## Work request
Note how many lines in the entries contain the string "this", then give that number and nothing else.

Provided material Block Start

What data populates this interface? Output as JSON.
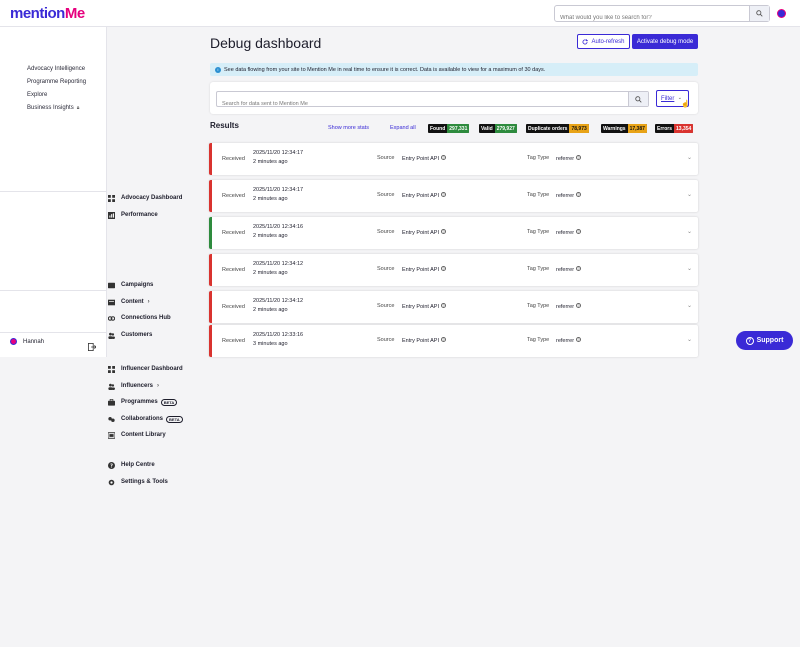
{
  "header": {
    "logo_text_1": "mention",
    "logo_text_2": "Me",
    "search_placeholder": "What would you like to search for?"
  },
  "sidebar": {
    "items": {
      "advocacy": "Advocacy Dashboard",
      "performance": "Performance",
      "advocacy_intelligence": "Advocacy Intelligence",
      "programme_reporting": "Programme Reporting",
      "explore": "Explore",
      "business_insights": "Business Insights",
      "campaigns": "Campaigns",
      "content": "Content",
      "connections_hub": "Connections Hub",
      "customers": "Customers",
      "influencer_dashboard": "Influencer Dashboard",
      "influencers": "Influencers",
      "programmes": "Programmes",
      "collaborations": "Collaborations",
      "content_library": "Content Library",
      "help_centre": "Help Centre",
      "settings": "Settings & Tools"
    },
    "beta_label": "BETA",
    "user_name": "Hannah"
  },
  "page": {
    "title": "Debug dashboard",
    "auto_refresh": "Auto-refresh",
    "activate_debug": "Activate debug mode",
    "info_text": "See data flowing from your site to Mention Me in real time to ensure it is correct. Data is available to view for a maximum of 30 days.",
    "data_search_placeholder": "Search for data sent to Mention Me",
    "filter_label": "Filter"
  },
  "results": {
    "title": "Results",
    "show_more_stats": "Show more stats",
    "expand_all": "Expand all",
    "stats": [
      {
        "label": "Found",
        "value": "297,331",
        "color": "#2e8b3e"
      },
      {
        "label": "Valid",
        "value": "279,927",
        "color": "#2e8b3e"
      },
      {
        "label": "Duplicate orders",
        "value": "78,973",
        "color": "#e8a317"
      },
      {
        "label": "Warnings",
        "value": "17,387",
        "color": "#e8a317"
      },
      {
        "label": "Errors",
        "value": "13,354",
        "color": "#d9332f"
      }
    ],
    "field_labels": {
      "received": "Received",
      "source": "Source",
      "tag_type": "Tag Type"
    },
    "rows": [
      {
        "status": "error",
        "timestamp": "2025/11/20 12:34:17",
        "ago": "2 minutes ago",
        "source": "Entry Point API",
        "tag_type": "referrer"
      },
      {
        "status": "error",
        "timestamp": "2025/11/20 12:34:17",
        "ago": "2 minutes ago",
        "source": "Entry Point API",
        "tag_type": "referrer"
      },
      {
        "status": "ok",
        "timestamp": "2025/11/20 12:34:16",
        "ago": "2 minutes ago",
        "source": "Entry Point API",
        "tag_type": "referrer"
      },
      {
        "status": "error",
        "timestamp": "2025/11/20 12:34:12",
        "ago": "2 minutes ago",
        "source": "Entry Point API",
        "tag_type": "referrer"
      },
      {
        "status": "error",
        "timestamp": "2025/11/20 12:34:12",
        "ago": "2 minutes ago",
        "source": "Entry Point API",
        "tag_type": "referrer"
      },
      {
        "status": "error",
        "timestamp": "2025/11/20 12:33:16",
        "ago": "3 minutes ago",
        "source": "Entry Point API",
        "tag_type": "referrer"
      }
    ]
  },
  "support": {
    "label": "Support"
  }
}
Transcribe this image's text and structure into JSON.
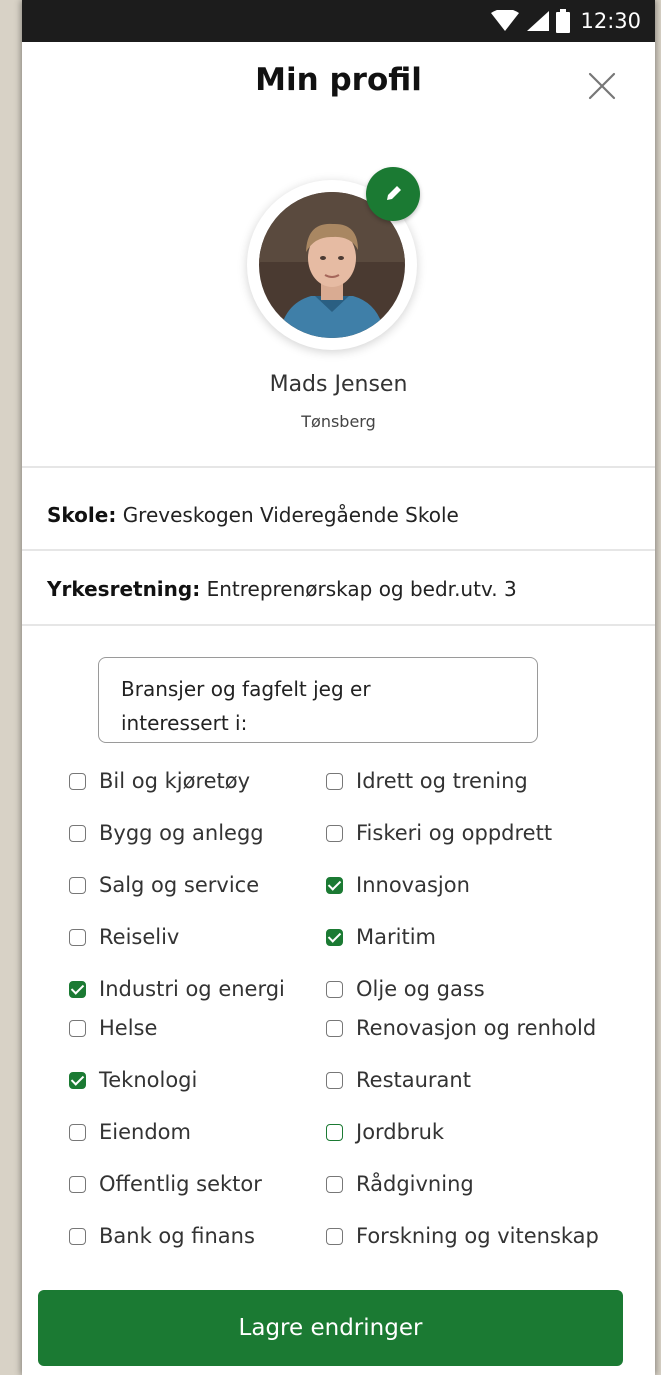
{
  "status_bar": {
    "time": "12:30"
  },
  "header": {
    "title": "Min profil"
  },
  "profile": {
    "name": "Mads Jensen",
    "city": "Tønsberg"
  },
  "school": {
    "label": "Skole:",
    "value": "Greveskogen Videregående Skole"
  },
  "program": {
    "label": "Yrkesretning:",
    "value": "Entreprenørskap og bedr.utv. 3"
  },
  "interests": {
    "heading_line1": "Bransjer og fagfelt  jeg er",
    "heading_line2": "interessert i:",
    "left": [
      {
        "label": "Bil og kjøretøy",
        "checked": false
      },
      {
        "label": "Bygg og anlegg",
        "checked": false
      },
      {
        "label": "Salg og service",
        "checked": false
      },
      {
        "label": "Reiseliv",
        "checked": false
      },
      {
        "label": "Industri og energi",
        "checked": true
      },
      {
        "label": "Helse",
        "checked": false
      },
      {
        "label": "Teknologi",
        "checked": true
      },
      {
        "label": "Eiendom",
        "checked": false
      },
      {
        "label": "Offentlig sektor",
        "checked": false
      },
      {
        "label": "Bank og finans",
        "checked": false
      }
    ],
    "right": [
      {
        "label": "Idrett og trening",
        "checked": false
      },
      {
        "label": "Fiskeri og oppdrett",
        "checked": false
      },
      {
        "label": "Innovasjon",
        "checked": true
      },
      {
        "label": "Maritim",
        "checked": true
      },
      {
        "label": "Olje og gass",
        "checked": false
      },
      {
        "label": "Renovasjon og renhold",
        "checked": false
      },
      {
        "label": "Restaurant",
        "checked": false
      },
      {
        "label": "Jordbruk",
        "checked": false
      },
      {
        "label": "Rådgivning",
        "checked": false
      },
      {
        "label": "Forskning og vitenskap",
        "checked": false
      }
    ]
  },
  "actions": {
    "save_label": "Lagre endringer"
  },
  "colors": {
    "accent": "#1b7a33",
    "status_bar": "#1c1c1c"
  },
  "icons": [
    "wifi-icon",
    "signal-icon",
    "battery-icon",
    "close-icon",
    "pencil-icon"
  ]
}
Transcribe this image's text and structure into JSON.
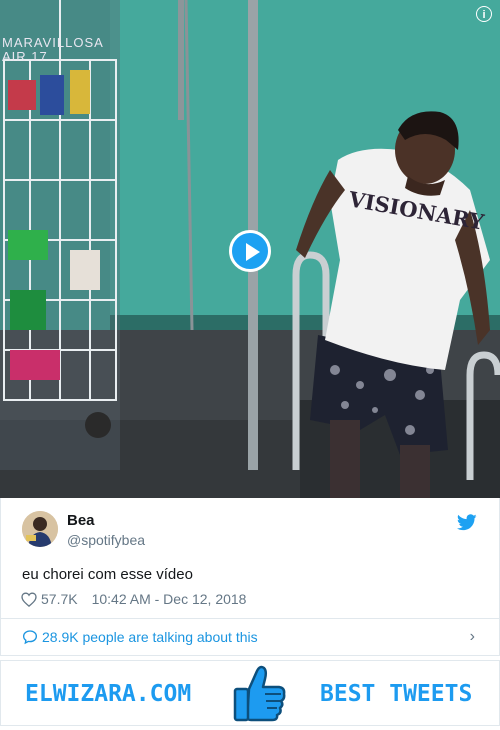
{
  "video": {
    "shirt_text": "VISIONARY",
    "store_sign_line1": "MARAVILLOSA",
    "store_sign_line2": "AIR 17",
    "info_icon": "info-icon",
    "play_icon": "play-icon"
  },
  "tweet": {
    "name": "Bea",
    "handle": "@spotifybea",
    "text": "eu chorei com esse vídeo",
    "likes": "57.7K",
    "timestamp": "10:42 AM - Dec 12, 2018"
  },
  "conversation": {
    "text": "28.9K people are talking about this",
    "chevron": "›"
  },
  "banner": {
    "left_text": "ELWIZARA.COM",
    "right_text": "BEST TWEETS"
  },
  "colors": {
    "twitter_blue": "#1da1f2",
    "link_blue": "#1b95e0",
    "gray_text": "#657786",
    "pool_wall": "#3fa596"
  }
}
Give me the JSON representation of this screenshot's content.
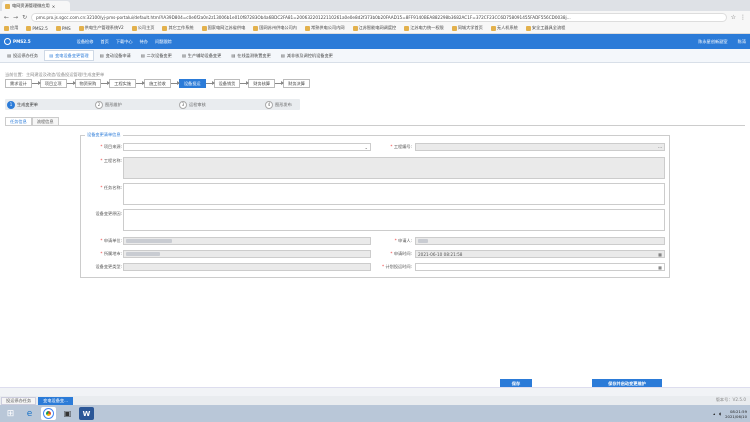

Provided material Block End

## Task answer
5